Beyond this week, arguably the biggest qualifying tournament of the season so far follows from Sheffield as the Shanghai Masters qualifiers take place in Sheffield from 24th July 2012, before another PTC event which will also bring the first seedings revision of the new season. As I have commented on a number of times in recent weeks, it remains to be seen exactly which points World Snooker will choose to remove at that first revision, but that has not stopped me from taking an educated guess in my latest projected seedings list.

Hopefully I will be able to learn more at Gloucester this weekend where I will be from Friday for my first event since the Crucible, armed with my camera and hoping to bring you some interesting stories from the tournament…

  • J.Kelly

    Scotland (EPTC5) is still in the UK!

  • Mike S

    It’s worth noting that the top 64 in the PTC order of merit after PTC1 will be seeded for PTC2 and EPTC1 and 2, so any amateur who reaches the last 64 this week will have not have to pre-qualify for these events and will hence have a good chance to get off to establish a strong position in the race for next year’s tour places.

    As EPTC5 last year was also in the UK there will be two fewer events in the UK.

    • RM

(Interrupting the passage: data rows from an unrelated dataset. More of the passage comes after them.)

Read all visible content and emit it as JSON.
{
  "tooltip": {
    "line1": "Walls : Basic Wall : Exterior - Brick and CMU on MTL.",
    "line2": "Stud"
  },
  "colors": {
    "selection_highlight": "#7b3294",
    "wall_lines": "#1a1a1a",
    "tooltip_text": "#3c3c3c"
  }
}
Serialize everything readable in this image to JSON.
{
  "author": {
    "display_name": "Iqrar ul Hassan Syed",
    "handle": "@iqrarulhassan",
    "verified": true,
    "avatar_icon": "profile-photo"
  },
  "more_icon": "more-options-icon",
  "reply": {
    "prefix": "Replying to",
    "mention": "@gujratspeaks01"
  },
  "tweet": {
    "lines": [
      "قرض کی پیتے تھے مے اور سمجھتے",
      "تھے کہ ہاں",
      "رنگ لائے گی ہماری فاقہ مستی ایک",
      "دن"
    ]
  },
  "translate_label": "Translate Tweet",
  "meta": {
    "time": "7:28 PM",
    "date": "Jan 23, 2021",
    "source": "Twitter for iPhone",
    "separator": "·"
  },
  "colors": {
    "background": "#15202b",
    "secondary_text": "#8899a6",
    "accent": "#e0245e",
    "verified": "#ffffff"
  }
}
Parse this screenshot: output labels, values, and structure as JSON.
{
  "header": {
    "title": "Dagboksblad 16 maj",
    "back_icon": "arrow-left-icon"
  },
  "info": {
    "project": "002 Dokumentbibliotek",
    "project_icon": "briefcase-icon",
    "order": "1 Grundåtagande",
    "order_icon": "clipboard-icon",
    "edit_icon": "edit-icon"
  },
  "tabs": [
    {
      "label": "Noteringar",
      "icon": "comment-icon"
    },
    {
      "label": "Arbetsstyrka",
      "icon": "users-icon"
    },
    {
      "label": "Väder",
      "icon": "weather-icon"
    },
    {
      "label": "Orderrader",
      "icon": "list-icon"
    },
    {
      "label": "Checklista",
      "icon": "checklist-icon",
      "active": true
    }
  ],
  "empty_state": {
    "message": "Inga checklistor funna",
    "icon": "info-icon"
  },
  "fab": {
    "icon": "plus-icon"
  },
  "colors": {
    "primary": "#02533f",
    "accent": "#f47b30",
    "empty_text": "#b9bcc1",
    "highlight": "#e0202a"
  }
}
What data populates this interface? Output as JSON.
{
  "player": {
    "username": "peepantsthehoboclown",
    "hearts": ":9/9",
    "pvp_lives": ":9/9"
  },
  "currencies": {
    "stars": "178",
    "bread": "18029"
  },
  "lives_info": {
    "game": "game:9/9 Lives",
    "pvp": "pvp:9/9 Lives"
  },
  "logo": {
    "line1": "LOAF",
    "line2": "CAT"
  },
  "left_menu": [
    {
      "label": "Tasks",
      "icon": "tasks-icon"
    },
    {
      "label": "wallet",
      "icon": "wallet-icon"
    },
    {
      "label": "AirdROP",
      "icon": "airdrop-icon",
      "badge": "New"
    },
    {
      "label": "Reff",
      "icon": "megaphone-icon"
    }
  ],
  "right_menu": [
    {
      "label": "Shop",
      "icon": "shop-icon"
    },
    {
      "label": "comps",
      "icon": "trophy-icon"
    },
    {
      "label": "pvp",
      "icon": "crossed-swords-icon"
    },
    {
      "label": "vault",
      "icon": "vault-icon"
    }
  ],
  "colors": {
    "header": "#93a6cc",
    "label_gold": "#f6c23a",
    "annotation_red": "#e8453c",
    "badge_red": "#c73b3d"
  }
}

      Are you sure about that? I remember last year most people thought that but when the draws were seeded an unlucky amateur (possibly Eden Sharav?) had to pre-qualify despite being higher on the order of merit than some professional players.

    • wild

      that remains to be seen what they will do with that but my guess is Amateurs will be treated as second class citizens again despite paying the same amount to enter.

    • Mike S

      The new seeding rules are made clear in the entry packs at worldsnooker.com this year – the top 64 in the order of merit at the appropriate cut-off point will be seeded; it’s explicitly stated that all tour players not in the top 64 will be unseeded.

  • Tom

    Long Wang lost his 1st round qualifier, what a shame…I would have loved to see one of the top players meet ‘Long Wong’ :)